When a line contains the string "document", it counts once; give the total of such lines in the entries below and nothing else.

-- RECORDS SUPPLIED follows --

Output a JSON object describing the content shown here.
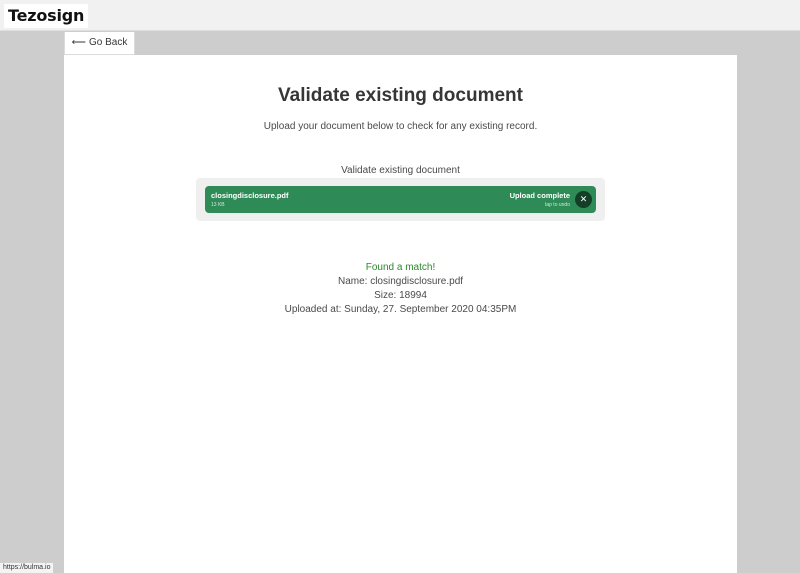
{
  "navbar": {
    "brand": "Tezosign"
  },
  "back_button": {
    "arrow": "⟵",
    "label": "Go Back"
  },
  "page": {
    "title": "Validate existing document",
    "subtitle": "Upload your document below to check for any existing record."
  },
  "upload": {
    "label": "Validate existing document",
    "file_name": "closingdisclosure.pdf",
    "file_size": "13 KB",
    "status": "Upload complete",
    "hint": "tap to undo",
    "remove_icon": "✕"
  },
  "result": {
    "match": "Found a match!",
    "name": "Name: closingdisclosure.pdf",
    "size": "Size: 18994",
    "uploaded_at": "Uploaded at: Sunday, 27. September 2020 04:35PM"
  },
  "status_bar": {
    "url": "https://bulma.io"
  },
  "colors": {
    "file_item_bg": "#2e8b57",
    "match_text": "#2a8a2a",
    "page_bg": "#cdcdcd"
  }
}
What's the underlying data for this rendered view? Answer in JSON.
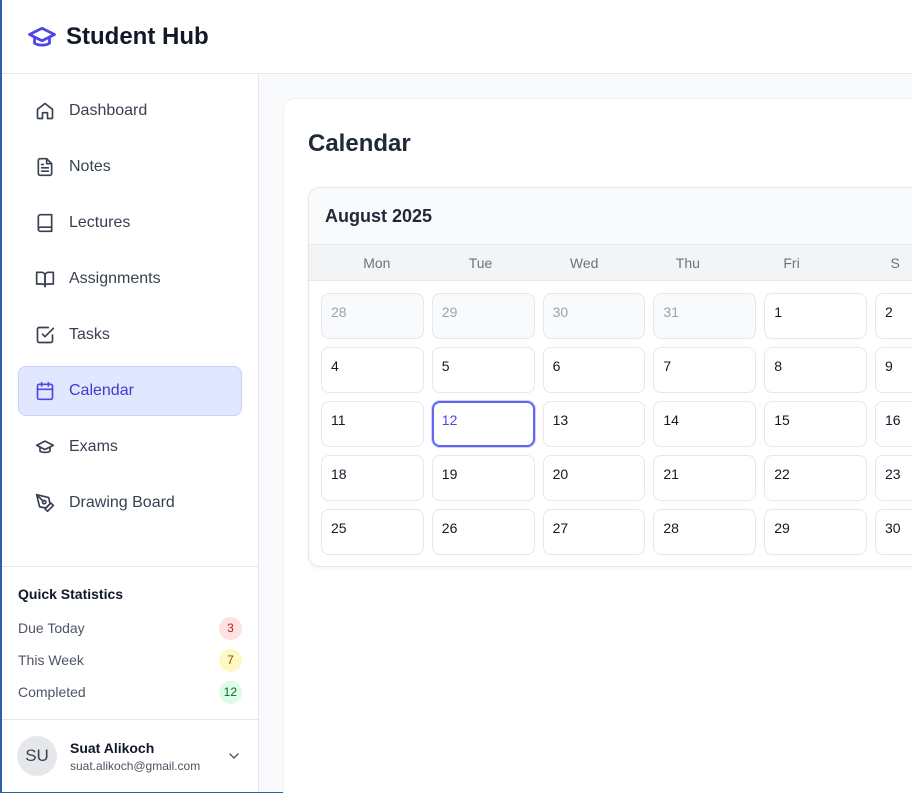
{
  "header": {
    "title": "Student Hub",
    "logo_icon": "graduation-cap-icon"
  },
  "sidebar": {
    "items": [
      {
        "label": "Dashboard",
        "icon": "home-icon",
        "active": false
      },
      {
        "label": "Notes",
        "icon": "file-text-icon",
        "active": false
      },
      {
        "label": "Lectures",
        "icon": "book-icon",
        "active": false
      },
      {
        "label": "Assignments",
        "icon": "book-open-icon",
        "active": false
      },
      {
        "label": "Tasks",
        "icon": "check-square-icon",
        "active": false
      },
      {
        "label": "Calendar",
        "icon": "calendar-icon",
        "active": true
      },
      {
        "label": "Exams",
        "icon": "graduation-cap-icon",
        "active": false
      },
      {
        "label": "Drawing Board",
        "icon": "pen-tool-icon",
        "active": false
      }
    ],
    "stats": {
      "title": "Quick Statistics",
      "rows": [
        {
          "label": "Due Today",
          "value": "3",
          "color": "#fee2e2"
        },
        {
          "label": "This Week",
          "value": "7",
          "color": "#fef9c3"
        },
        {
          "label": "Completed",
          "value": "12",
          "color": "#dcfce7"
        }
      ]
    },
    "user": {
      "initials": "SU",
      "name": "Suat Alikoch",
      "email": "suat.alikoch@gmail.com"
    }
  },
  "main": {
    "title": "Calendar",
    "calendar": {
      "month": "August 2025",
      "weekdays": [
        "Mon",
        "Tue",
        "Wed",
        "Thu",
        "Fri",
        "S"
      ],
      "weeks": [
        [
          "28",
          "29",
          "30",
          "31",
          "1",
          "2"
        ],
        [
          "4",
          "5",
          "6",
          "7",
          "8",
          "9"
        ],
        [
          "11",
          "12",
          "13",
          "14",
          "15",
          "16"
        ],
        [
          "18",
          "19",
          "20",
          "21",
          "22",
          "23"
        ],
        [
          "25",
          "26",
          "27",
          "28",
          "29",
          "30"
        ]
      ],
      "muted_days": [
        "0-0",
        "0-1",
        "0-2",
        "0-3"
      ],
      "today": "2-1",
      "accent": "#6366f1"
    }
  }
}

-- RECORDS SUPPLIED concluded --

> _REPLY_
3